Every word of every entry must be retyped exactly.

---- Exercise input

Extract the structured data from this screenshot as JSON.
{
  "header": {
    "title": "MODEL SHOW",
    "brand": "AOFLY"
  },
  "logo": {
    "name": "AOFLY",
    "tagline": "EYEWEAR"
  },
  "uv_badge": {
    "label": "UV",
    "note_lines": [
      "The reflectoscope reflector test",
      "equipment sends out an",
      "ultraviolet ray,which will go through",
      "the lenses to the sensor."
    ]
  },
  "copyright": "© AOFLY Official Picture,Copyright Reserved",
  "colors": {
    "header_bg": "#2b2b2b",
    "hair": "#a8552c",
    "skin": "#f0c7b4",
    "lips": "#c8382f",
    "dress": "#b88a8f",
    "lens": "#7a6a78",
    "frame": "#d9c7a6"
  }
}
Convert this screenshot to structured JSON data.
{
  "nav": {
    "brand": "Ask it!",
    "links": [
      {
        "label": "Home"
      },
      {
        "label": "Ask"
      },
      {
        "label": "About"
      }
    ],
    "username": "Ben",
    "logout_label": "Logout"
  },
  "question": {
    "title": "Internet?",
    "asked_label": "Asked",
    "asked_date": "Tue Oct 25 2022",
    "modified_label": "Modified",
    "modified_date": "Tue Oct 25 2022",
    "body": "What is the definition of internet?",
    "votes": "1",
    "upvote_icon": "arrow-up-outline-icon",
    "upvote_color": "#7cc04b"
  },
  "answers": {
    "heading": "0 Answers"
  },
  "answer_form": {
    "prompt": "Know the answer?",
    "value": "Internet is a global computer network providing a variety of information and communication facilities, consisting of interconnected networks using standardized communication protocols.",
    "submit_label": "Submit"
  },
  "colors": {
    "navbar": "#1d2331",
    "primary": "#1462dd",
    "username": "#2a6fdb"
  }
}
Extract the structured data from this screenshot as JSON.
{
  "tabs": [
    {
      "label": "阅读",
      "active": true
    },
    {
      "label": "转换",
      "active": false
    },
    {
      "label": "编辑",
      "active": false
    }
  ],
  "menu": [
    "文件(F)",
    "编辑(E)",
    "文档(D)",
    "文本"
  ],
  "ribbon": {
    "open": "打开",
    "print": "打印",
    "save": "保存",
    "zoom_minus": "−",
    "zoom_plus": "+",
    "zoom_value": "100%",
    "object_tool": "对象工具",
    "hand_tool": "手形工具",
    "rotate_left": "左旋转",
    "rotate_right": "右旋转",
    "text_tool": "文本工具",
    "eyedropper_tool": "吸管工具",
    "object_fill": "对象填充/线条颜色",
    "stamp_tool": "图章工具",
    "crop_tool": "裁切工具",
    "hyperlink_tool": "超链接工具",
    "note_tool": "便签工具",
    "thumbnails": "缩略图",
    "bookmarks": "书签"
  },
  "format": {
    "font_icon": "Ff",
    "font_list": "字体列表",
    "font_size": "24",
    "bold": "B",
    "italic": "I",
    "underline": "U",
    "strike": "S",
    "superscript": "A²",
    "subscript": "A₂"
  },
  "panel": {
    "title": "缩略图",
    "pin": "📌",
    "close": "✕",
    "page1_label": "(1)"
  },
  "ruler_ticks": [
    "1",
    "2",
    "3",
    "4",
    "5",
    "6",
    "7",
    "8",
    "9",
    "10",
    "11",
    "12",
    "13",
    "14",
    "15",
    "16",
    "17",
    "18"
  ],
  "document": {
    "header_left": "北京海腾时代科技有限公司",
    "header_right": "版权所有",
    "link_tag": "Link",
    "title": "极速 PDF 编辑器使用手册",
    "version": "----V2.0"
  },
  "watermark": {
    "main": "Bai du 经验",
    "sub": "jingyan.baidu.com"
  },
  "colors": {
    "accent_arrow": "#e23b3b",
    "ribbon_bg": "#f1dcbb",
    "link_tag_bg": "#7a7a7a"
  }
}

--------

Response to this exercise:
Extract the structured data from this screenshot as JSON.
{
  "header": {
    "title": "MODEL SHOW",
    "brand": "AOFLY"
  },
  "logo": {
    "name": "AOFLY",
    "tagline": "EYEWEAR"
  },
  "uv_badge": {
    "label": "UV",
    "note_lines": [
      "The reflectoscope reflector test",
      "equipment sends out an",
      "ultraviolet ray,which will go through",
      "the lenses to the sensor."
    ]
  },
  "copyright": "© AOFLY Official Picture,Copyright Reserved",
  "colors": {
    "header_bg": "#2b2b2b",
    "hair": "#a8552c",
    "skin": "#f0c7b4",
    "lips": "#c8382f",
    "dress": "#b88a8f",
    "lens": "#7a6a78",
    "frame": "#d9c7a6"
  }
}
Convert this screenshot to structured JSON data.
{
  "nav": {
    "brand": "Ask it!",
    "links": [
      {
        "label": "Home"
      },
      {
        "label": "Ask"
      },
      {
        "label": "About"
      }
    ],
    "username": "Ben",
    "logout_label": "Logout"
  },
  "question": {
    "title": "Internet?",
    "asked_label": "Asked",
    "asked_date": "Tue Oct 25 2022",
    "modified_label": "Modified",
    "modified_date": "Tue Oct 25 2022",
    "body": "What is the definition of internet?",
    "votes": "1",
    "upvote_icon": "arrow-up-outline-icon",
    "upvote_color": "#7cc04b"
  },
  "answers": {
    "heading": "0 Answers"
  },
  "answer_form": {
    "prompt": "Know the answer?",
    "value": "Internet is a global computer network providing a variety of information and communication facilities, consisting of interconnected networks using standardized communication protocols.",
    "submit_label": "Submit"
  },
  "colors": {
    "navbar": "#1d2331",
    "primary": "#1462dd",
    "username": "#2a6fdb"
  }
}
Extract the structured data from this screenshot as JSON.
{
  "tabs": [
    {
      "label": "阅读",
      "active": true
    },
    {
      "label": "转换",
      "active": false
    },
    {
      "label": "编辑",
      "active": false
    }
  ],
  "menu": [
    "文件(F)",
    "编辑(E)",
    "文档(D)",
    "文本"
  ],
  "ribbon": {
    "open": "打开",
    "print": "打印",
    "save": "保存",
    "zoom_minus": "−",
    "zoom_plus": "+",
    "zoom_value": "100%",
    "object_tool": "对象工具",
    "hand_tool": "手形工具",
    "rotate_left": "左旋转",
    "rotate_right": "右旋转",
    "text_tool": "文本工具",
    "eyedropper_tool": "吸管工具",
    "object_fill": "对象填充/线条颜色",
    "stamp_tool": "图章工具",
    "crop_tool": "裁切工具",
    "hyperlink_tool": "超链接工具",
    "note_tool": "便签工具",
    "thumbnails": "缩略图",
    "bookmarks": "书签"
  },
  "format": {
    "font_icon": "Ff",
    "font_list": "字体列表",
    "font_size": "24",
    "bold": "B",
    "italic": "I",
    "underline": "U",
    "strike": "S",
    "superscript": "A²",
    "subscript": "A₂"
  },
  "panel": {
    "title": "缩略图",
    "pin": "📌",
    "close": "✕",
    "page1_label": "(1)"
  },
  "ruler_ticks": [
    "1",
    "2",
    "3",
    "4",
    "5",
    "6",
    "7",
    "8",
    "9",
    "10",
    "11",
    "12",
    "13",
    "14",
    "15",
    "16",
    "17",
    "18"
  ],
  "document": {
    "header_left": "北京海腾时代科技有限公司",
    "header_right": "版权所有",
    "link_tag": "Link",
    "title": "极速 PDF 编辑器使用手册",
    "version": "----V2.0"
  },
  "watermark": {
    "main": "Bai du 经验",
    "sub": "jingyan.baidu.com"
  },
  "colors": {
    "accent_arrow": "#e23b3b",
    "ribbon_bg": "#f1dcbb",
    "link_tag_bg": "#7a7a7a"
  }
}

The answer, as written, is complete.